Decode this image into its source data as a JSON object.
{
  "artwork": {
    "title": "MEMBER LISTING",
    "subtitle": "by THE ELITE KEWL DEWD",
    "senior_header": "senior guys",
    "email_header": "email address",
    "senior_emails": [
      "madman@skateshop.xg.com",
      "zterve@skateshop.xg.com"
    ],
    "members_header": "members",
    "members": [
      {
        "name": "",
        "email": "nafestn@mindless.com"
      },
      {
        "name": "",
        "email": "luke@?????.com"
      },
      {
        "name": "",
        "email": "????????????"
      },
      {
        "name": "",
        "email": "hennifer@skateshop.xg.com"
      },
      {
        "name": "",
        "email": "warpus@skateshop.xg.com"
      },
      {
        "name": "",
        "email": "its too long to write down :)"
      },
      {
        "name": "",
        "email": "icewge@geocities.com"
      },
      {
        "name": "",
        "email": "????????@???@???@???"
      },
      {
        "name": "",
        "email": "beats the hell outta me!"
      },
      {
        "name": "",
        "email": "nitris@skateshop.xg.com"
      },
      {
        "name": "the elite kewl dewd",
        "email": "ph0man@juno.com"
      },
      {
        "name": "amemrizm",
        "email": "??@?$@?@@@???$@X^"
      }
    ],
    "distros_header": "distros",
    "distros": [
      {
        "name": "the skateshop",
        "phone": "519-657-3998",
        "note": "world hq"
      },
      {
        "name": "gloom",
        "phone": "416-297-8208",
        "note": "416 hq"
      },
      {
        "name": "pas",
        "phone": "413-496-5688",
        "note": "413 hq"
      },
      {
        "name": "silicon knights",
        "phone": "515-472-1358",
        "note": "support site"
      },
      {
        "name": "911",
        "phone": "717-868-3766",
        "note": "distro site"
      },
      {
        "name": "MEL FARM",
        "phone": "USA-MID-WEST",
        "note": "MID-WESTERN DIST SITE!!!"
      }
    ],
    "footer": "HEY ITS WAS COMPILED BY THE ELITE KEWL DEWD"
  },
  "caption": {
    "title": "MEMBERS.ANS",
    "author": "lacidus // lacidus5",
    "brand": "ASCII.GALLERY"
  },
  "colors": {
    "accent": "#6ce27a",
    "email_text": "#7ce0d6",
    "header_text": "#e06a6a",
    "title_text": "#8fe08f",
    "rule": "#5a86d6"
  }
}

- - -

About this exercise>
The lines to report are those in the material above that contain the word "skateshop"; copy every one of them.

Answer area>
      "madman@skateshop.xg.com",
      "zterve@skateshop.xg.com"
        "email": "hennifer@skateshop.xg.com"
        "email": "warpus@skateshop.xg.com"
        "email": "nitris@skateshop.xg.com"
        "name": "the skateshop",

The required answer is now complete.